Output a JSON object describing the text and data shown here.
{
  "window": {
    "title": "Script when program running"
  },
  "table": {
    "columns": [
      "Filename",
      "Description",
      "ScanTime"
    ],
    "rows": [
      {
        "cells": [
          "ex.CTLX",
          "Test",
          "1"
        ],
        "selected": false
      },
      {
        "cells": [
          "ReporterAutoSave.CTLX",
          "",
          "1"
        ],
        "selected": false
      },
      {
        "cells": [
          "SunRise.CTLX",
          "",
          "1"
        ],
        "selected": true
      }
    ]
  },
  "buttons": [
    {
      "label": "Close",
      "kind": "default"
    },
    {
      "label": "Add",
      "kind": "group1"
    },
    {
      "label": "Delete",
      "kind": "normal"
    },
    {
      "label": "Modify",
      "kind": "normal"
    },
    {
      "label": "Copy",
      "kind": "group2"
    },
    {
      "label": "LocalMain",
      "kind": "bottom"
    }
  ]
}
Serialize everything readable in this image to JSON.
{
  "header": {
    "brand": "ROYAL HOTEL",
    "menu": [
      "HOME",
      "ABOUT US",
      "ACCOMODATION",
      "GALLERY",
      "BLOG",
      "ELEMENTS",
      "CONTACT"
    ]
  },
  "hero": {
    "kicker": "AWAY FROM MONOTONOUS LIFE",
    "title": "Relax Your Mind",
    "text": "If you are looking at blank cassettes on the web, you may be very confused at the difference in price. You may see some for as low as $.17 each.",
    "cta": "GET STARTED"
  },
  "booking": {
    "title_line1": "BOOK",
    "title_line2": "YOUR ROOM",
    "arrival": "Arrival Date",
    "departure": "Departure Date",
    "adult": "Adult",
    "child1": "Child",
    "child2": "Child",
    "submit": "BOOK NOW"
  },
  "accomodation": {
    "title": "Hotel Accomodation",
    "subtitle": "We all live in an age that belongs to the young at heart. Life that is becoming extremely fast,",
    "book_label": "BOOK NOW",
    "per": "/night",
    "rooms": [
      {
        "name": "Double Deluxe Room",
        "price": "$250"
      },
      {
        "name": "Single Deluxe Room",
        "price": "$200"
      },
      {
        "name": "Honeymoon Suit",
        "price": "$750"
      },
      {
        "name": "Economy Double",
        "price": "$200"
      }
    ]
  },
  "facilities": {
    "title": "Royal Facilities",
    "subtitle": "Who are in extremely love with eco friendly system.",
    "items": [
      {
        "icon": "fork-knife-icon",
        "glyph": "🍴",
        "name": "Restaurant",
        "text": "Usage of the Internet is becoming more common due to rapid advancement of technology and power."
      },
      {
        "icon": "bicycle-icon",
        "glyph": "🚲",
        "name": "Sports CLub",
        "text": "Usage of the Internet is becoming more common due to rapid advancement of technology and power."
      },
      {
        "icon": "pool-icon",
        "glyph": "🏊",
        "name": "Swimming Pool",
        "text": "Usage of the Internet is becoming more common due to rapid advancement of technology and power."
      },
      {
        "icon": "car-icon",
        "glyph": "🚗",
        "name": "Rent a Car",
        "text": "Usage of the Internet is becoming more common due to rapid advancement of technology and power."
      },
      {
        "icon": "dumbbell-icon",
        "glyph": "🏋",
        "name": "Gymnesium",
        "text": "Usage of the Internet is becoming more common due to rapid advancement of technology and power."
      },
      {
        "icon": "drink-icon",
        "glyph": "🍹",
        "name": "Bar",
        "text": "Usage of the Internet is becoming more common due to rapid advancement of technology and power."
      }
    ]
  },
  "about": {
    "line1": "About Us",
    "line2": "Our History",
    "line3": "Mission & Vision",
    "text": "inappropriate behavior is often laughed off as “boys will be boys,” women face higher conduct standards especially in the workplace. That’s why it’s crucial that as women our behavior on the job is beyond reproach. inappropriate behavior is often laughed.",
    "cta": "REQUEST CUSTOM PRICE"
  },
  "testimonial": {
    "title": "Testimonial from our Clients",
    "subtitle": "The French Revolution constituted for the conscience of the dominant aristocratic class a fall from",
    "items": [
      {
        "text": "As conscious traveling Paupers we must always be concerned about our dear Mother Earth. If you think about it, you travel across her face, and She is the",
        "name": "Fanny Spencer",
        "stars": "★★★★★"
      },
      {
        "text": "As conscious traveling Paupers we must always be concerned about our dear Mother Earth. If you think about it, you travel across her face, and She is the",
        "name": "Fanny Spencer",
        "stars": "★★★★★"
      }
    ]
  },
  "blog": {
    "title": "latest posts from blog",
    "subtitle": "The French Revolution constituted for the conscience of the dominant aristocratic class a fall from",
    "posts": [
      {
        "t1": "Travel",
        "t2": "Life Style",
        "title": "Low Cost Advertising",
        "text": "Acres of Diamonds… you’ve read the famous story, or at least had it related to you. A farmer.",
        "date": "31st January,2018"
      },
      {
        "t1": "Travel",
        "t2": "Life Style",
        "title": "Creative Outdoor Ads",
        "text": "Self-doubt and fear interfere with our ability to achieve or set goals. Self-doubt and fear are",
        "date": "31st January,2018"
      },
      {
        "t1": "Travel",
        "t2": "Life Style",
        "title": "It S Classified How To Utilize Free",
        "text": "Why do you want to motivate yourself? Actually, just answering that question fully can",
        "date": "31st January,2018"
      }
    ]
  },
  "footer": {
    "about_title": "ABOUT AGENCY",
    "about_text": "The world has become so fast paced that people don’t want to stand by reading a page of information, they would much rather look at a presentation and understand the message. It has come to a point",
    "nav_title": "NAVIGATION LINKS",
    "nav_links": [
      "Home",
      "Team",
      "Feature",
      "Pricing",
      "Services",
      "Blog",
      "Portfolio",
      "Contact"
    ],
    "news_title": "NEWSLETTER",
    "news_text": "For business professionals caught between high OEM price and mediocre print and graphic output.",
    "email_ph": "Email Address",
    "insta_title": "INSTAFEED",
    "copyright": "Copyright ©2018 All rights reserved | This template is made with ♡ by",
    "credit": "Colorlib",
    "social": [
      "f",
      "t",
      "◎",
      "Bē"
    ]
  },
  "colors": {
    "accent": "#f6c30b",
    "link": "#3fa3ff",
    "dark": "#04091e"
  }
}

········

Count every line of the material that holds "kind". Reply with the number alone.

— Written response —
6